In late 2019, the Australian Square Kilometer Array Pathfinder (ASKAP) radio telescope complex detected three unusual circular objects while collecting data to compile an Evolutionary Map of the Universe (EMU). These were three cosmic smoke rings. Another technique confirmed the existence of these objects.
The characteristics of these signals do not fit into any of the known types of studied objects. Unusual signals can only be seen in radio waves, but they are not detected in the X-ray, optical or infrared ranges.
Researchers have collected all the data from the ASKAP radio telescope and found that such circles have met in space more than a thousand times. It is not yet known at what distance from the ground they are. They have already brushed aside theories that these could be star-forming regions or supernova remnants.
Scientists are now looking around the world for radio telescopes that could continue observing strange radio circles to find an answer to the question of their origin ultimately.

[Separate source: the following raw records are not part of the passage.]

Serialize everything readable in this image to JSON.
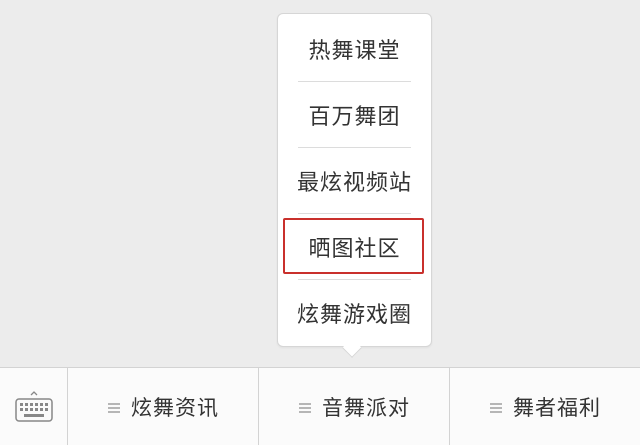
{
  "submenu": {
    "items": [
      {
        "label": "热舞课堂"
      },
      {
        "label": "百万舞团"
      },
      {
        "label": "最炫视频站"
      },
      {
        "label": "晒图社区",
        "highlighted": true
      },
      {
        "label": "炫舞游戏圈"
      }
    ]
  },
  "menubar": {
    "keyboard_icon": "keyboard-icon",
    "tabs": [
      {
        "label": "炫舞资讯",
        "icon": "menu-lines-icon"
      },
      {
        "label": "音舞派对",
        "icon": "menu-lines-icon"
      },
      {
        "label": "舞者福利",
        "icon": "menu-lines-icon"
      }
    ]
  },
  "colors": {
    "background": "#ececec",
    "highlight_border": "#c9302c",
    "text": "#333333"
  }
}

One of the working versions: strange radio circles are shock waves from explosions in distant galaxies and collisions of a star and a black hole.